Saved data entries:
[Start of Attachment]

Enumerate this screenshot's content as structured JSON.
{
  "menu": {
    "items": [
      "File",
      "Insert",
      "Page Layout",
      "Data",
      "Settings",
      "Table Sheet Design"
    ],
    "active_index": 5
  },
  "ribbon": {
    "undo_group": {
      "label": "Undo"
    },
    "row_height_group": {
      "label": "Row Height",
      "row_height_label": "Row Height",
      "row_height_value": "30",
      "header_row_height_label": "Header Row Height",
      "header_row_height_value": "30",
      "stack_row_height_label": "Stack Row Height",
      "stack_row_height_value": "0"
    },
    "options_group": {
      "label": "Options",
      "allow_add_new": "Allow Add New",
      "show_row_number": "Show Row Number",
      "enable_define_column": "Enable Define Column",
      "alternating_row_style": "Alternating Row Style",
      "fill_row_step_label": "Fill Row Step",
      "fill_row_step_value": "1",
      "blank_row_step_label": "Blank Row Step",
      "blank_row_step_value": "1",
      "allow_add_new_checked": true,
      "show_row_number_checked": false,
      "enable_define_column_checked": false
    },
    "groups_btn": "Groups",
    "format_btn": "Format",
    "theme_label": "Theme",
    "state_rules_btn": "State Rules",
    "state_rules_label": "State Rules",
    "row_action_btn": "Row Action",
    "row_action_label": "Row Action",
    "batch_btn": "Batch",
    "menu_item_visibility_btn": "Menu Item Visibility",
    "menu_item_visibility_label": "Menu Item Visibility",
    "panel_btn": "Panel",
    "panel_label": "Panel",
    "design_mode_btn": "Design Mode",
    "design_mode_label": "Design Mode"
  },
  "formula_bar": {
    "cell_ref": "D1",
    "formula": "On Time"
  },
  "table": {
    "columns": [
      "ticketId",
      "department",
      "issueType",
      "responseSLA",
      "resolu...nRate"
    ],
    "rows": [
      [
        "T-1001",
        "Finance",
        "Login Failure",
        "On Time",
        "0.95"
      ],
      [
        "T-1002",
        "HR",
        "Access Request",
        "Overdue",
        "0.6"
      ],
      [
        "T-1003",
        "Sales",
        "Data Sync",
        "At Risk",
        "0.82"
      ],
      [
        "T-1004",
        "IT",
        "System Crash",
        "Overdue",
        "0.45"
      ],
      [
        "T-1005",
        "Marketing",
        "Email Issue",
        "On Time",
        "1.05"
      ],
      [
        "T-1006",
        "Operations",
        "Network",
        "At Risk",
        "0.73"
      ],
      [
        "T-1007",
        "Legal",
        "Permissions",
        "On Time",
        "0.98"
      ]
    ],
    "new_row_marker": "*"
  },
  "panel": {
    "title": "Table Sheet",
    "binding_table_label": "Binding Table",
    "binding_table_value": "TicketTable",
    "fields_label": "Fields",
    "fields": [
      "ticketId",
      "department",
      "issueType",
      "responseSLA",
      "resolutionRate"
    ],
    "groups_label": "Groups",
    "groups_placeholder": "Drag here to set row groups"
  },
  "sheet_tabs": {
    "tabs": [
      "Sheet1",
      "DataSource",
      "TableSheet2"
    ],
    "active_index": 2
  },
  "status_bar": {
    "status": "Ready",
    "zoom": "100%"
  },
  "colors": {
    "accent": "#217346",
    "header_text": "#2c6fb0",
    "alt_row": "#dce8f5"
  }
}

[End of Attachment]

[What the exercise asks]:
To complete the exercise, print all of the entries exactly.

[The answer]:
Enumerate this screenshot's content as structured JSON.
{
  "menu": {
    "items": [
      "File",
      "Insert",
      "Page Layout",
      "Data",
      "Settings",
      "Table Sheet Design"
    ],
    "active_index": 5
  },
  "ribbon": {
    "undo_group": {
      "label": "Undo"
    },
    "row_height_group": {
      "label": "Row Height",
      "row_height_label": "Row Height",
      "row_height_value": "30",
      "header_row_height_label": "Header Row Height",
      "header_row_height_value": "30",
      "stack_row_height_label": "Stack Row Height",
      "stack_row_height_value": "0"
    },
    "options_group": {
      "label": "Options",
      "allow_add_new": "Allow Add New",
      "show_row_number": "Show Row Number",
      "enable_define_column": "Enable Define Column",
      "alternating_row_style": "Alternating Row Style",
      "fill_row_step_label": "Fill Row Step",
      "fill_row_step_value": "1",
      "blank_row_step_label": "Blank Row Step",
      "blank_row_step_value": "1",
      "allow_add_new_checked": true,
      "show_row_number_checked": false,
      "enable_define_column_checked": false
    },
    "groups_btn": "Groups",
    "format_btn": "Format",
    "theme_label": "Theme",
    "state_rules_btn": "State Rules",
    "state_rules_label": "State Rules",
    "row_action_btn": "Row Action",
    "row_action_label": "Row Action",
    "batch_btn": "Batch",
    "menu_item_visibility_btn": "Menu Item Visibility",
    "menu_item_visibility_label": "Menu Item Visibility",
    "panel_btn": "Panel",
    "panel_label": "Panel",
    "design_mode_btn": "Design Mode",
    "design_mode_label": "Design Mode"
  },
  "formula_bar": {
    "cell_ref": "D1",
    "formula": "On Time"
  },
  "table": {
    "columns": [
      "ticketId",
      "department",
      "issueType",
      "responseSLA",
      "resolu...nRate"
    ],
    "rows": [
      [
        "T-1001",
        "Finance",
        "Login Failure",
        "On Time",
        "0.95"
      ],
      [
        "T-1002",
        "HR",
        "Access Request",
        "Overdue",
        "0.6"
      ],
      [
        "T-1003",
        "Sales",
        "Data Sync",
        "At Risk",
        "0.82"
      ],
      [
        "T-1004",
        "IT",
        "System Crash",
        "Overdue",
        "0.45"
      ],
      [
        "T-1005",
        "Marketing",
        "Email Issue",
        "On Time",
        "1.05"
      ],
      [
        "T-1006",
        "Operations",
        "Network",
        "At Risk",
        "0.73"
      ],
      [
        "T-1007",
        "Legal",
        "Permissions",
        "On Time",
        "0.98"
      ]
    ],
    "new_row_marker": "*"
  },
  "panel": {
    "title": "Table Sheet",
    "binding_table_label": "Binding Table",
    "binding_table_value": "TicketTable",
    "fields_label": "Fields",
    "fields": [
      "ticketId",
      "department",
      "issueType",
      "responseSLA",
      "resolutionRate"
    ],
    "groups_label": "Groups",
    "groups_placeholder": "Drag here to set row groups"
  },
  "sheet_tabs": {
    "tabs": [
      "Sheet1",
      "DataSource",
      "TableSheet2"
    ],
    "active_index": 2
  },
  "status_bar": {
    "status": "Ready",
    "zoom": "100%"
  },
  "colors": {
    "accent": "#217346",
    "header_text": "#2c6fb0",
    "alt_row": "#dce8f5"
  }
}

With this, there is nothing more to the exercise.